Given data section start

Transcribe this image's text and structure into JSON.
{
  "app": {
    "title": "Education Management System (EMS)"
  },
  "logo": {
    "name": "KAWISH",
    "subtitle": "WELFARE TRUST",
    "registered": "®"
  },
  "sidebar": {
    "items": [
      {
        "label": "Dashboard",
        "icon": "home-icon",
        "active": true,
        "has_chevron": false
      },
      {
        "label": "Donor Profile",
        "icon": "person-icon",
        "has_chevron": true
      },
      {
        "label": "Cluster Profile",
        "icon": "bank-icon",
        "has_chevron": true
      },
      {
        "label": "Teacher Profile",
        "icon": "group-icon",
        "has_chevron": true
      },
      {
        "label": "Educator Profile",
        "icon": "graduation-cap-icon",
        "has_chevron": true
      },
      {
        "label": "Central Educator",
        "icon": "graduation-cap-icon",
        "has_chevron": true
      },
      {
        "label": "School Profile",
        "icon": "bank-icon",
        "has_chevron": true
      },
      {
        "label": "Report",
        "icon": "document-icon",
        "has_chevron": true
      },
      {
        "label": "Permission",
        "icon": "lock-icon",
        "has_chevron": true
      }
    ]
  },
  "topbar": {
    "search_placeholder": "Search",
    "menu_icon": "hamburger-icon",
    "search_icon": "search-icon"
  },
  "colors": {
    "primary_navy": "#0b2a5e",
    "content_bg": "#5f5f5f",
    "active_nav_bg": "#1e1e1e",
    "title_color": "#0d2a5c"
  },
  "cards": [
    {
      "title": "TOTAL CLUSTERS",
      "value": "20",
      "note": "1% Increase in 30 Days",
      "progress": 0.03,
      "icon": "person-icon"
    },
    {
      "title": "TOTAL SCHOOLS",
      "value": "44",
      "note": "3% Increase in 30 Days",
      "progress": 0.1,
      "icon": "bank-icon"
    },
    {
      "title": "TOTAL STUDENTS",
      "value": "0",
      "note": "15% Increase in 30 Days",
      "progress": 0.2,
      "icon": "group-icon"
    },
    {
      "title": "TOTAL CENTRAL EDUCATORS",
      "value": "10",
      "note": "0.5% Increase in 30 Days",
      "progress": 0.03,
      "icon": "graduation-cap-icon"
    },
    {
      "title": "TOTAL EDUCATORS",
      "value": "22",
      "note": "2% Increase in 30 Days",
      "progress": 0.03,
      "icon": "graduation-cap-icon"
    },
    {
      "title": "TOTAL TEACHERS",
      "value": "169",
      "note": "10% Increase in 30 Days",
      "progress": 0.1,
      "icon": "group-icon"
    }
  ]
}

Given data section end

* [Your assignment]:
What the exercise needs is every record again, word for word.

* [Output for this exercise]:
Transcribe this image's text and structure into JSON.
{
  "app": {
    "title": "Education Management System (EMS)"
  },
  "logo": {
    "name": "KAWISH",
    "subtitle": "WELFARE TRUST",
    "registered": "®"
  },
  "sidebar": {
    "items": [
      {
        "label": "Dashboard",
        "icon": "home-icon",
        "active": true,
        "has_chevron": false
      },
      {
        "label": "Donor Profile",
        "icon": "person-icon",
        "has_chevron": true
      },
      {
        "label": "Cluster Profile",
        "icon": "bank-icon",
        "has_chevron": true
      },
      {
        "label": "Teacher Profile",
        "icon": "group-icon",
        "has_chevron": true
      },
      {
        "label": "Educator Profile",
        "icon": "graduation-cap-icon",
        "has_chevron": true
      },
      {
        "label": "Central Educator",
        "icon": "graduation-cap-icon",
        "has_chevron": true
      },
      {
        "label": "School Profile",
        "icon": "bank-icon",
        "has_chevron": true
      },
      {
        "label": "Report",
        "icon": "document-icon",
        "has_chevron": true
      },
      {
        "label": "Permission",
        "icon": "lock-icon",
        "has_chevron": true
      }
    ]
  },
  "topbar": {
    "search_placeholder": "Search",
    "menu_icon": "hamburger-icon",
    "search_icon": "search-icon"
  },
  "colors": {
    "primary_navy": "#0b2a5e",
    "content_bg": "#5f5f5f",
    "active_nav_bg": "#1e1e1e",
    "title_color": "#0d2a5c"
  },
  "cards": [
    {
      "title": "TOTAL CLUSTERS",
      "value": "20",
      "note": "1% Increase in 30 Days",
      "progress": 0.03,
      "icon": "person-icon"
    },
    {
      "title": "TOTAL SCHOOLS",
      "value": "44",
      "note": "3% Increase in 30 Days",
      "progress": 0.1,
      "icon": "bank-icon"
    },
    {
      "title": "TOTAL STUDENTS",
      "value": "0",
      "note": "15% Increase in 30 Days",
      "progress": 0.2,
      "icon": "group-icon"
    },
    {
      "title": "TOTAL CENTRAL EDUCATORS",
      "value": "10",
      "note": "0.5% Increase in 30 Days",
      "progress": 0.03,
      "icon": "graduation-cap-icon"
    },
    {
      "title": "TOTAL EDUCATORS",
      "value": "22",
      "note": "2% Increase in 30 Days",
      "progress": 0.03,
      "icon": "graduation-cap-icon"
    },
    {
      "title": "TOTAL TEACHERS",
      "value": "169",
      "note": "10% Increase in 30 Days",
      "progress": 0.1,
      "icon": "group-icon"
    }
  ]
}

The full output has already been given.